At the time, Green was trying to find accommodations for the Lavignes who were found living in the woods on the West Side near the Merrimack River. The city was evicting them from an illegal cabin they built on a friend’s property off Upland Street. The friend, Angela said, allowed them to do that with the proviso that they keep the homeless away from the property.
The Lavignes were angry – and still are – at the city’s interference with their lifestyle. They said they were never homeless and their home was a cabin, not a “shanty” as described in the article. “Living off the grid is not being homeless,” Kurtis Lavigne said.
Mr. Lavigne had worked in construction for years. By bicycle, they brought in lumber to the site to build the frame for the cabin, which they covered in a camouflage tarp. They had solar panels set up outside their cabin which was heated and had running water. They lived there unbothered for five years.
Mrs. Lavigne said when COVID-19 hit, the city sent outreach workers to homeless encampments and a homeless person directed them to the Lavignes’ cabin.
She told the outreach workers they didn’t need their help, that they should go help someone else. When the outreach workers saw the wood stove inside their cabin, however, they called the fire department.
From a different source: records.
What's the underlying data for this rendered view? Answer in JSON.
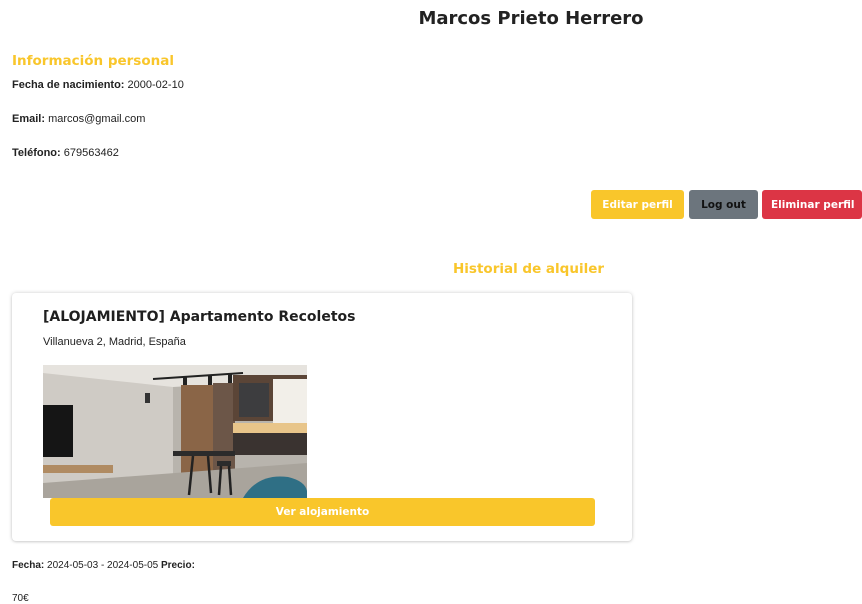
{
  "profile": {
    "name": "Marcos Prieto Herrero",
    "personal_heading": "Información personal",
    "dob_label": "Fecha de nacimiento:",
    "dob_value": "2000-02-10",
    "email_label": "Email:",
    "email_value": "marcos@gmail.com",
    "phone_label": "Teléfono:",
    "phone_value": "679563462"
  },
  "actions": {
    "edit_label": "Editar perfil",
    "logout_label": "Log out",
    "delete_label": "Eliminar perfil"
  },
  "history": {
    "heading": "Historial de alquiler",
    "items": [
      {
        "title": "[ALOJAMIENTO] Apartamento Recoletos",
        "address": "Villanueva 2, Madrid, España",
        "view_label": "Ver alojamiento",
        "date_label": "Fecha:",
        "date_value": "2024-05-03 - 2024-05-05",
        "price_label": "Precio:",
        "price_value": "70€"
      }
    ]
  },
  "colors": {
    "accent": "#f9c62b",
    "logout": "#6c757d",
    "danger": "#dc3545"
  }
}
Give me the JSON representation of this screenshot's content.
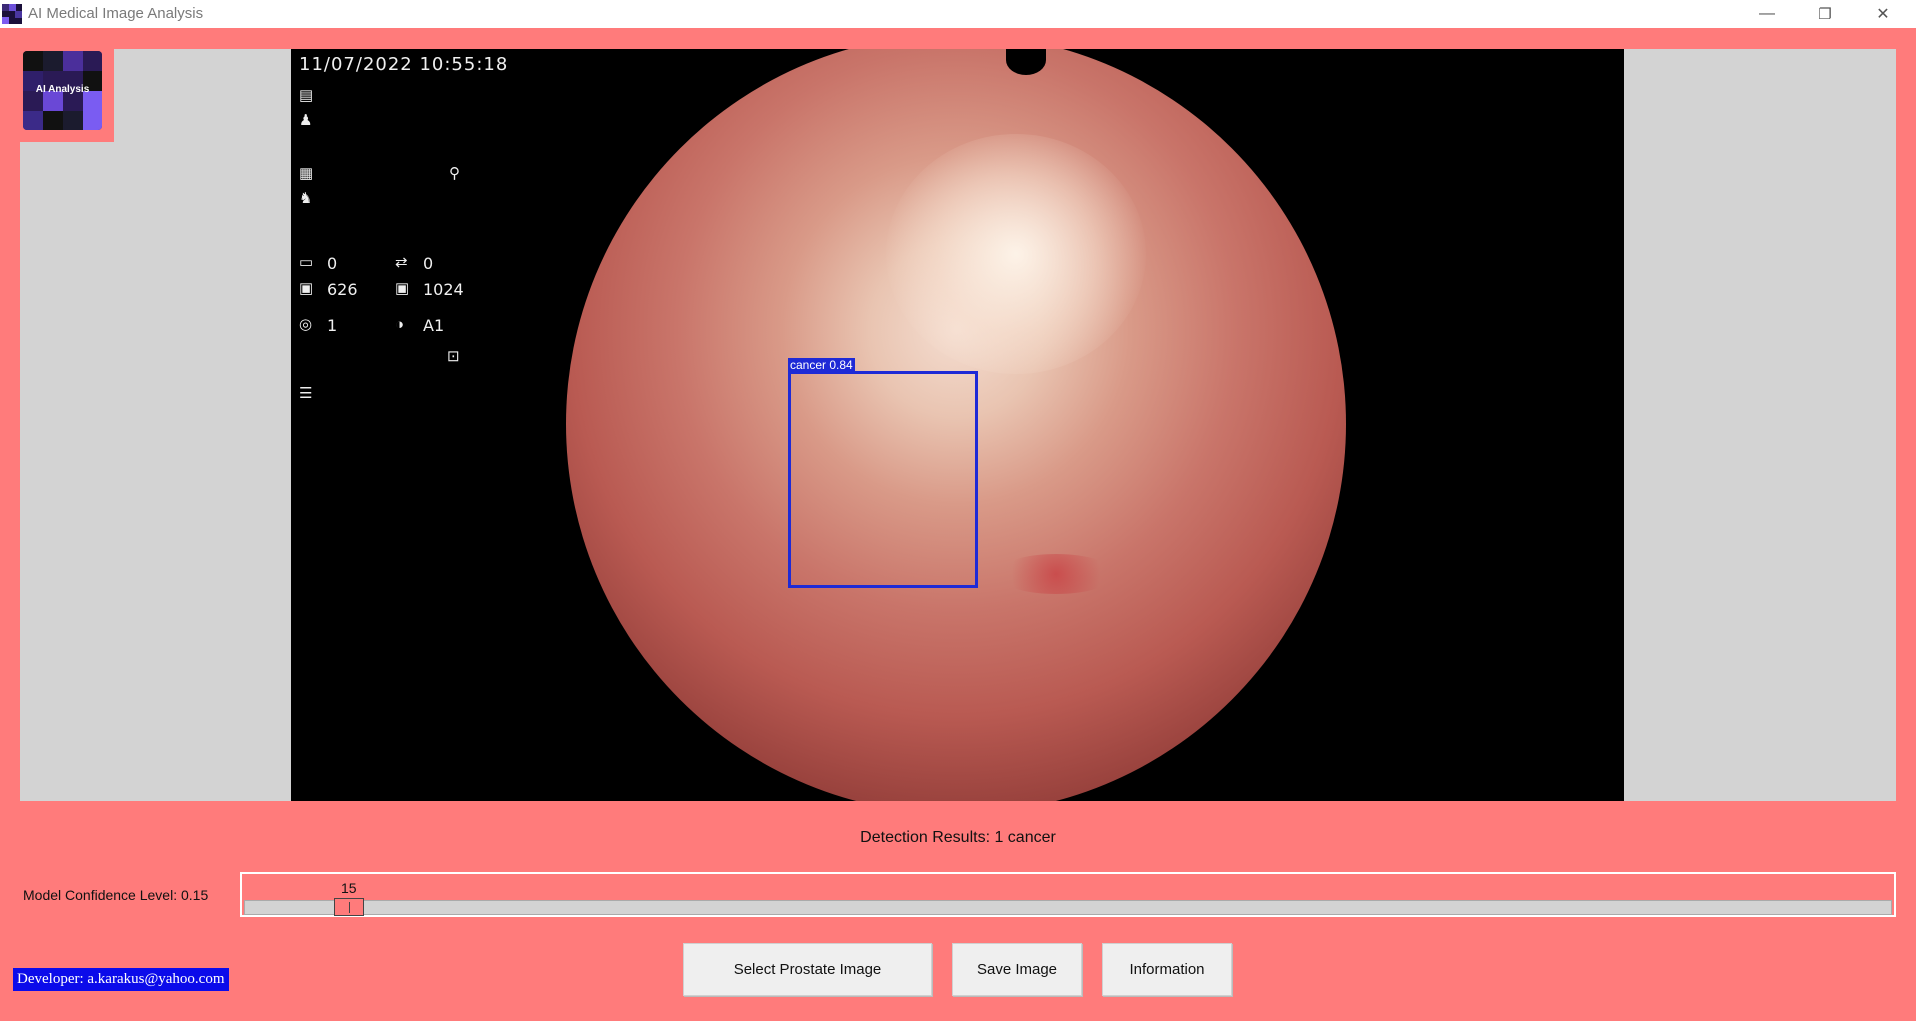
{
  "window": {
    "title": "AI Medical Image Analysis",
    "controls": {
      "minimize": "—",
      "restore": "❐",
      "close": "✕"
    }
  },
  "logo": {
    "label": "AI Analysis"
  },
  "viewer": {
    "osd": {
      "datetime": "11/07/2022   10:55:18",
      "val_a": "0",
      "val_b": "0",
      "val_c": "626",
      "val_d": "1024",
      "val_e": "1",
      "val_f": "A1"
    },
    "detection": {
      "label": "cancer 0.84",
      "color": "#1e2ad6"
    }
  },
  "results": {
    "text": "Detection Results: 1 cancer"
  },
  "confidence": {
    "label": "Model Confidence Level: 0.15",
    "slider_value": "15",
    "level_fraction": 0.15
  },
  "buttons": {
    "select": "Select  Prostate Image",
    "save": "Save Image",
    "info": "Information"
  },
  "developer": {
    "text": "Developer: a.karakus@yahoo.com"
  },
  "colors": {
    "background": "#ff7b7b",
    "panel": "#d3d3d3",
    "detection_box": "#1e2ad6",
    "developer_bg": "#0b0bea"
  }
}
Then city inspectors became involved, ordering them to leave and the cabin torn down because it had been built without permits, according to Mrs. Lavigne.
Slideshow of the Lavigne’s cabin, built without permits, which they lived in for five years before it was discovered by the city.
At the time, Mrs. Lavigne was suffering from stomach cancer, which she said is now in remission. That was a main reason Green was trying to get them into housing.
Alvarez was skeptical about moving the Lavignes into his rooming house and having them work for him but, he said, he believes everyone deserves a second chance.
Alvarez told them what needed to be done in the building and gave them the authority to manage it the way they saw fit.
In hindsight, he said he regrets doing that.
But in April of 2022, he said, “They’ve been more of a blessing to me than me to them even though they say otherwise,” he said. He described them both as “super talented.”
On Monday in court, the focus of the hearing was what happened on Feb. 1 and 2, 2023.
Attorney Raymond Mello, who represented Alvarez, told the judge that Mrs. Lavigne made three calls to the police department on Feb. 1 but a dispatch log does not mention anything about men with guns.
Both Alvarez and Lavigne called police numerous times, calls which police categorized as “landlord/tenant dispute.”
On the morning of Feb. 2, Mrs. Lavigne was on a telephone call with Detective Rhianna Cutler when Lavigne told her Alvarez was on her porch pointing a “finger gun” at her and that he said something to the effect, “I will kill you.” She said he was holding a gun in his right hand and to his side.
Cutler initiated a “weapons” call and officers were immediately sent to the scene. “We always respond quickly to a weapons call,” Cutler said when questioned by Mello.
Cutler went to the scene as well. She said Alvarez was not on the porch. Mrs. Lavigne said he must have gone back to the apartment.
Another officer spoke with Alvarez, after finding him in a room inside the boarding house next door. He was patted down. No gun was found on him or in a search of the unit.
Cutler said she was surprised when she first located Mrs. Lavigne who, she said, showed no emotion, which was unexpected for someone just threatened with a gun. Instead, the detective said, Lavigne showed her papers.
In speaking with Mrs. Lavigne, Cutler said, “I didn’t say she was lying but just told her to be careful when filing reports” and to not get jammed up with “false reports.”
There is still another court hearing to be held. Mrs. Lavigne wants Alvarez held in contempt for violating the temporary order of protection. He was supposed to stay away from the apartment building and turn in his guns. He said he had three firearms.
He went on the property to change the locks and did not turn in his guns, according to his testimony. His attorney maintains that Alvarez is not in contempt because he was not formally served with the court documents. He picked them up at the court after Lavigne told him about it.